Q: Do you have other branches, either locally or overseas?

A: We belong to several networks and share learning with other organisations, but we do not have any other branches. That’s because our vision is to make a deep, sustained investment in the children we have so that they can go on to be tomorrow’s heroes. We think of ourselves as sidekicks – our job isn’t to save the world, it’s to enable the children to become the heroes they are meant to be.

Q: What do you mean by ‘Christian school’?

A: Motivation: God’s love for children and for working through people that others forget is what motivated us to start TCC. 

Integrity & transparency: We recognise that everyone has beliefs and values and that SA has a rich history of honouring diversity. We think that living with integrity in a diverse society does not mean not having values or not acting consistently with them, but rather means being clear and transparent about one’s values and how they are lived out, while being respectful to others.

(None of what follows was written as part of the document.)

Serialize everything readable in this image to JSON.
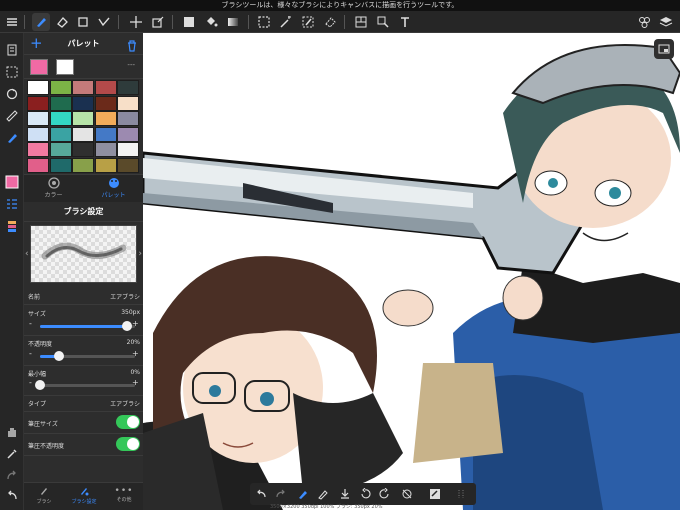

Curriculum: The majority of our curriculum is composed of widely-accepted academic knowledge (such as reading, writing and arithmetic), taught from a Christian perspective. Our curriculum also includes some distinct Christian teaching, such as theology and Christian ethics, which is not graded or included in learners’ academic records.

Open enrolment: our admissions policy does not discriminate on the basis of creed – learners of any faith are welcomed and are not required to become Christians to enter or remain at the school. However, learners are expected to abide by our code of conduct and other policies, which are rooted in a Christian frame of values.